Using the word "Standard" as the filter, copy each matching line from the records.

◆ **Input records**
»»

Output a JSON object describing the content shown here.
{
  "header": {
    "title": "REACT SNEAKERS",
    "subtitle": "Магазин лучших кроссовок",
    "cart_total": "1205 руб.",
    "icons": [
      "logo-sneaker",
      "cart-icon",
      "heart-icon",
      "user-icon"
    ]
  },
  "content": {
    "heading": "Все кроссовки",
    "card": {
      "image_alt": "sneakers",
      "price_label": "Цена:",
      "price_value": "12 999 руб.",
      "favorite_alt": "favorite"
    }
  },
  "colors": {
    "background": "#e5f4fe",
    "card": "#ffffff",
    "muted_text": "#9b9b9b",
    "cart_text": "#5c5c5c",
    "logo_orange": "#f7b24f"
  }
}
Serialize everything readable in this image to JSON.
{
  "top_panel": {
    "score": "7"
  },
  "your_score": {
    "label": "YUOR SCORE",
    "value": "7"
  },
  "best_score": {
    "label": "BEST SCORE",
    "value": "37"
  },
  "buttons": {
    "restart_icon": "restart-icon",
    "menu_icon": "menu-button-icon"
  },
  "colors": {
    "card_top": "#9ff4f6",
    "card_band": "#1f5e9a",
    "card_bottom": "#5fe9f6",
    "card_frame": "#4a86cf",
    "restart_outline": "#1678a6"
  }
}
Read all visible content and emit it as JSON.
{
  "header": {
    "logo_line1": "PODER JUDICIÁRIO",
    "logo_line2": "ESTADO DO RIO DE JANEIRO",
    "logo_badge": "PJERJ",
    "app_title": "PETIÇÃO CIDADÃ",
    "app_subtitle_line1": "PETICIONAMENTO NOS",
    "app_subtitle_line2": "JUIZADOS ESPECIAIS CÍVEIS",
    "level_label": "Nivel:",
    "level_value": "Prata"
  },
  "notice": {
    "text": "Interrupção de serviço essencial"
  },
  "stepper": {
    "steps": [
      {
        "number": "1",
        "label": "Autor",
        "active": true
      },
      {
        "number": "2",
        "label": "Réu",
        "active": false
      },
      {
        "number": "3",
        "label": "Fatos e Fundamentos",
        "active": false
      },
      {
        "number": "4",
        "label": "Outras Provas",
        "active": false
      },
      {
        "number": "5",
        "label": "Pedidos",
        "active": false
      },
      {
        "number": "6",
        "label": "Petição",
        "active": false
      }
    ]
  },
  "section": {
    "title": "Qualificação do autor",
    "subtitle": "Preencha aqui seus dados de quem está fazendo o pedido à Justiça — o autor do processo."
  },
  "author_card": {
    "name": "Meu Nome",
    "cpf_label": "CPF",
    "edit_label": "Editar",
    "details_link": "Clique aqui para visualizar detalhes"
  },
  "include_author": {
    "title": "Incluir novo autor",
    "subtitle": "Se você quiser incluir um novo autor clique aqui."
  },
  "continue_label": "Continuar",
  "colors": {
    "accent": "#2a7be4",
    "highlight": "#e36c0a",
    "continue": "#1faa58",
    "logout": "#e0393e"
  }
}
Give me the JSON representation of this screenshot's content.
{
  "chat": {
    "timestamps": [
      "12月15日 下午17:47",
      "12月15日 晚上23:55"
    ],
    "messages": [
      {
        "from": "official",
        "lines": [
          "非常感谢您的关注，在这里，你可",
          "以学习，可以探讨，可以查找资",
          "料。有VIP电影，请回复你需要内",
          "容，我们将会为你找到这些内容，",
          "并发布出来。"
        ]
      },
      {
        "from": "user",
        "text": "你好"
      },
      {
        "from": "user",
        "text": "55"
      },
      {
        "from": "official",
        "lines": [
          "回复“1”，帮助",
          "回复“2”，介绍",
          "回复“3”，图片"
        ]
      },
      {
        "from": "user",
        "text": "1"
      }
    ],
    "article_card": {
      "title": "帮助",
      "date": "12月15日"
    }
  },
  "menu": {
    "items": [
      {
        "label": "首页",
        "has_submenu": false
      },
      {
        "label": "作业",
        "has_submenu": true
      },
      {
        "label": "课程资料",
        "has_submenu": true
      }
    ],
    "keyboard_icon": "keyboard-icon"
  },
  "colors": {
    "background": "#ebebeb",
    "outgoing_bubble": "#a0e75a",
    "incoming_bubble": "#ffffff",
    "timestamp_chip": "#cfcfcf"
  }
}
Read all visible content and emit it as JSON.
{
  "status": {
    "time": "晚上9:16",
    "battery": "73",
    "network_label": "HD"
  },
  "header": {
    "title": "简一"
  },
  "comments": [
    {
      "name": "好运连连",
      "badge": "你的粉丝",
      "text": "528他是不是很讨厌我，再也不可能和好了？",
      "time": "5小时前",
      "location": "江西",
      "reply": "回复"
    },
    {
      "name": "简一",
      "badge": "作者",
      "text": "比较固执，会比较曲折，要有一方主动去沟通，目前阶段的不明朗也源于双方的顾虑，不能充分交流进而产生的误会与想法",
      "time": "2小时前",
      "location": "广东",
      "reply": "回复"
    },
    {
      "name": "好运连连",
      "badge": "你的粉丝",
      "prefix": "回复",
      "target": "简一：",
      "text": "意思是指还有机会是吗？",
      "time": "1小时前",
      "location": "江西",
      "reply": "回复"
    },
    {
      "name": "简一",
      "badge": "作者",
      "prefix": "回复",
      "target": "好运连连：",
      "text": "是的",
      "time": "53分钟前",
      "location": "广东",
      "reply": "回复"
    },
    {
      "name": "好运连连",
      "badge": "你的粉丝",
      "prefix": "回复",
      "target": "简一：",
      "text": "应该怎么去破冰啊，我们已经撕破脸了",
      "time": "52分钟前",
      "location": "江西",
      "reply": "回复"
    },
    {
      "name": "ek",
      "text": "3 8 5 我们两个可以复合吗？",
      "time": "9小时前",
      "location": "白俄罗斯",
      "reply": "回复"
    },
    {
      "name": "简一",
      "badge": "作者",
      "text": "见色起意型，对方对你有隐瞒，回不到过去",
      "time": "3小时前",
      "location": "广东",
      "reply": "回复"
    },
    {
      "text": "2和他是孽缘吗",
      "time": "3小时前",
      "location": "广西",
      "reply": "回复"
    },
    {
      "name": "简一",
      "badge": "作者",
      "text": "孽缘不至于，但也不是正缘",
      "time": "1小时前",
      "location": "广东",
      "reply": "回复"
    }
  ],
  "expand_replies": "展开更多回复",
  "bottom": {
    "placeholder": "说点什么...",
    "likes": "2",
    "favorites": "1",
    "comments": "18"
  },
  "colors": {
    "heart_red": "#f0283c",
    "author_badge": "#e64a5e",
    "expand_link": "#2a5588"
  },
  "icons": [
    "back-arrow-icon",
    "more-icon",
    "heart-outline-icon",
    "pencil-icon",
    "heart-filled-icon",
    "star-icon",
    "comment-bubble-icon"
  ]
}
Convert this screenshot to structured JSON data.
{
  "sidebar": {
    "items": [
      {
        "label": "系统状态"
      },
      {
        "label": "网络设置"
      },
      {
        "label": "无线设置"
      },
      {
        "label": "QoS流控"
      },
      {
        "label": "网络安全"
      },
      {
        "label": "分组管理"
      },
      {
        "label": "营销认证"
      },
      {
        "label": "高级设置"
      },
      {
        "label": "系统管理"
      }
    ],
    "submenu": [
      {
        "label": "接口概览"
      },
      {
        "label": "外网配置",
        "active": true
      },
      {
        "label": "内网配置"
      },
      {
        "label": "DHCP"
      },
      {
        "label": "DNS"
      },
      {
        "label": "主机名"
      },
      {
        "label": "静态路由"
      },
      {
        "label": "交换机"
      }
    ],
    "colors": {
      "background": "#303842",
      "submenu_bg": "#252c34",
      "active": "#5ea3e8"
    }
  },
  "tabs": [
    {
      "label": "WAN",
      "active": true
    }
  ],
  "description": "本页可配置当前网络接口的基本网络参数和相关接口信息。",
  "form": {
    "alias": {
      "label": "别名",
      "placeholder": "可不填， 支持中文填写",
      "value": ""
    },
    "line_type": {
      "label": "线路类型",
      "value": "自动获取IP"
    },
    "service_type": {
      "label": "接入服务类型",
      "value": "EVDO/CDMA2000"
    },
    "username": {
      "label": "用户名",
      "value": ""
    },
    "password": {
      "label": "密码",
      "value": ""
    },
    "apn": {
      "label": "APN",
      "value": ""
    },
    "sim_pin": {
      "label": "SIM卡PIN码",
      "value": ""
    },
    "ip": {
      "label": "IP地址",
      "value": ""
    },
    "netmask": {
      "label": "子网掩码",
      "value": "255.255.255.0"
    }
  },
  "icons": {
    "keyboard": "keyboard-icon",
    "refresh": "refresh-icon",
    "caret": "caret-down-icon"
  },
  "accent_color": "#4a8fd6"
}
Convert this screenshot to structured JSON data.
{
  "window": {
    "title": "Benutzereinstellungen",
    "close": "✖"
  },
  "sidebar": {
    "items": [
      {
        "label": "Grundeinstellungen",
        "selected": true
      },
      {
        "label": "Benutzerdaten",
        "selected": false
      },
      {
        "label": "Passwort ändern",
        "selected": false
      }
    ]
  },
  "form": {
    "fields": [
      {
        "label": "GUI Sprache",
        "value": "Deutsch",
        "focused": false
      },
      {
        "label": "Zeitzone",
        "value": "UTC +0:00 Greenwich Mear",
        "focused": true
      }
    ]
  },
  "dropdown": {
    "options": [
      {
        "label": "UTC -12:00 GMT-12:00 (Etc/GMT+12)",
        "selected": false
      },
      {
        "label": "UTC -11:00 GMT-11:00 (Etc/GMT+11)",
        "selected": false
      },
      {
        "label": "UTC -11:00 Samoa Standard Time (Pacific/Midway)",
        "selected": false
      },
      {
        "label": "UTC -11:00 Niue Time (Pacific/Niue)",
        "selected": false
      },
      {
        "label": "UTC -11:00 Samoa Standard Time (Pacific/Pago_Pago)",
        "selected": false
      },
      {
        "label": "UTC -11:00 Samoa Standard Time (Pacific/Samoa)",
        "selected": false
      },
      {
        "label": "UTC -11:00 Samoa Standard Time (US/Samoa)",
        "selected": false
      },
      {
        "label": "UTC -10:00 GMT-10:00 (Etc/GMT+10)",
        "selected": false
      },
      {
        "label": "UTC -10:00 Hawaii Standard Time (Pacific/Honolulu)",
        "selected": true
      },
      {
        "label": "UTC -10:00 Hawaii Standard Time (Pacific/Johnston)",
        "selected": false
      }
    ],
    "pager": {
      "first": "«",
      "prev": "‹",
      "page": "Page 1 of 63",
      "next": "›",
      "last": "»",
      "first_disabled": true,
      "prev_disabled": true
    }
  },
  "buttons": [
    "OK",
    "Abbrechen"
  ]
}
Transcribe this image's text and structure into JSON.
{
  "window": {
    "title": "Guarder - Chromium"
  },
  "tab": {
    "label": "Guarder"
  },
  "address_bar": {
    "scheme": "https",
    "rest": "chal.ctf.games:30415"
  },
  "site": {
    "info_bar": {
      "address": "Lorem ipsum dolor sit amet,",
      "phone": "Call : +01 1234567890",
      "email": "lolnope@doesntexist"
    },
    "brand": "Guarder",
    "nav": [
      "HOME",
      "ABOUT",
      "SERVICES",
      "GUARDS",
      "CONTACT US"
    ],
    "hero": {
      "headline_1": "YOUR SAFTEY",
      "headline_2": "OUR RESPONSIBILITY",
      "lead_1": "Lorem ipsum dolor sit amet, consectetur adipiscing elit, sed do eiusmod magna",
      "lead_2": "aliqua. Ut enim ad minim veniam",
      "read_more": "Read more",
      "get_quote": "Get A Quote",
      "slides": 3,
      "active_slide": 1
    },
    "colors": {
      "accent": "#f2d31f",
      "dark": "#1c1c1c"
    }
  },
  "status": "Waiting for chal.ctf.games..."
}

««

◆ **Exercise response**
        "label": "UTC -11:00 Samoa Standard Time (Pacific/Midway)",
        "label": "UTC -11:00 Samoa Standard Time (Pacific/Pago_Pago)",
        "label": "UTC -11:00 Samoa Standard Time (Pacific/Samoa)",
        "label": "UTC -11:00 Samoa Standard Time (US/Samoa)",
        "label": "UTC -10:00 Hawaii Standard Time (Pacific/Honolulu)",
        "label": "UTC -10:00 Hawaii Standard Time (Pacific/Johnston)",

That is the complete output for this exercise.